   Another bass flute comes with a graphite rod that screws into the bottom of the instrument with a pivot connection. The graphite rod only comes in one length that may or may not work for you, but it can be a huge help in long rehearsals.

Playing Tests
   A C-flute player can usually get a sound out of an alto, but getting a sound on a bass is a different story. If you are shopping for a bass but don’t yet play one, have someone else try it for you. Pay special attention to the lowest notes; they are the reason you are buying the instrument. Don’t buy an instrument until you can hear what it can do. You should still test how comfortable it is to hold, even if you are having trouble getting a sound.
   To check an instrument, first try a simple tune that starts fairly low and goes down to the bottom of the range. Something like “Joy to the World,” “The First Noel,” or “Moon Over the Ruined Castle” would work well.
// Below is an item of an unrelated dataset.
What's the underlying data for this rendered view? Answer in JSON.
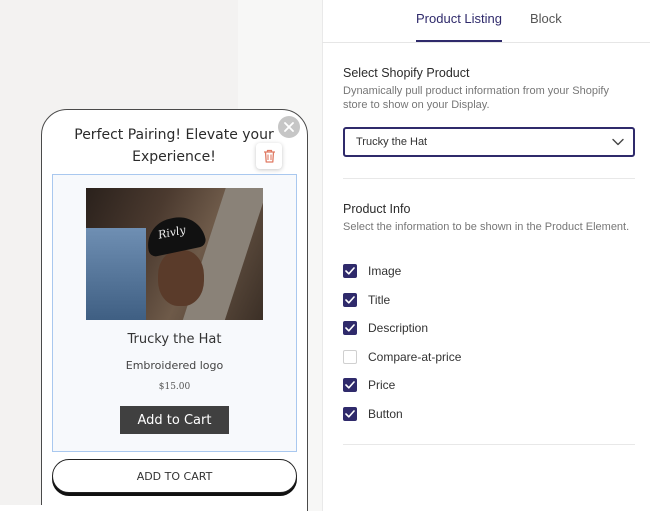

If the low register is weak or hard to get out, go no further with that instrument. A weak low register is a deal breaker for me.
   Try some of your favorite melodies. and see if you like the sound. Ideally, an instrument should have that wow factor. You play it and the sound connects with you at an emotional level. You feel you just have to have this instrument. If you dislike the sound, there is no point in continuing further.

Intonation Test
   The next test is intonation. Tune to an A. It is critical that the low octave be close to in tune, so play mf down a  C Major scale for one octave and see what the tuner says. I have played many basses and some altos that have a flat low register. If it is more than 10 cents flat on C3, C#3 or D3 at mf, find another instrument to try. It is very difficult to bring pitch up in the low octave, especially at soft dynamic levels, and it is not always possible to compensate for a flat low octave by pushing in, which also makes the third octave even sharper. You don’t want to fight with the instrument in precisely the area that is most important.
   If the instrument passes this test, go up an easy one-octave scale slowly and look at the pitch of each note on a tuner. Use no vibrato. Test the C#2 – it is usually less sharp on alto and bass than on C flute. The C2 is also not sharp as it is on a C flute. Find out how much adjusting you’ll have to do for these two notes. The first and second octaves should be pretty well in tune. If they are not, move on to another instrument.
   The entire third octave of a bass and a curved headjoint alto is generally ¼ step sharp, mainly because manufacturers have not yet figured out how to make a continuous taper through the tight curve of the headjoint. This is why alto flutes with straight heads are usually better in tune. However, each flute has its own unique problems. There is no perfect instrument.
   For curved altos and basses, you will need to learn some embouchure adjustments and some alternate fingerings for the third octave.

Mechanical and Tonal Response
   If the instrument passes the intonation test, try fast two-octave scales and arpeggio patterns. Evaluate the crispness or sluggishness of the mechanism and how easily or not the instrument moves through the different registers. Then move on to slurring big intervals. My current favorite is this pattern:

 Continue on down with this exercise until your bottom note is your fingered low C. This test should tell you how easy it is to find that spot where the notes speak cleanly.
   Rapid tonguing is the next test. Go up and down some tongued scales and try any fast tonguing passage you know. Notice how well the flute responds. Check whether you can play single short notes. E2 and F2 can be less responsive. If you find an instrument that can play these cleanly, count your blessings.
   If the instrument passes all these tests, you like the tone, and you can purchase the one you have tested, take the plunge!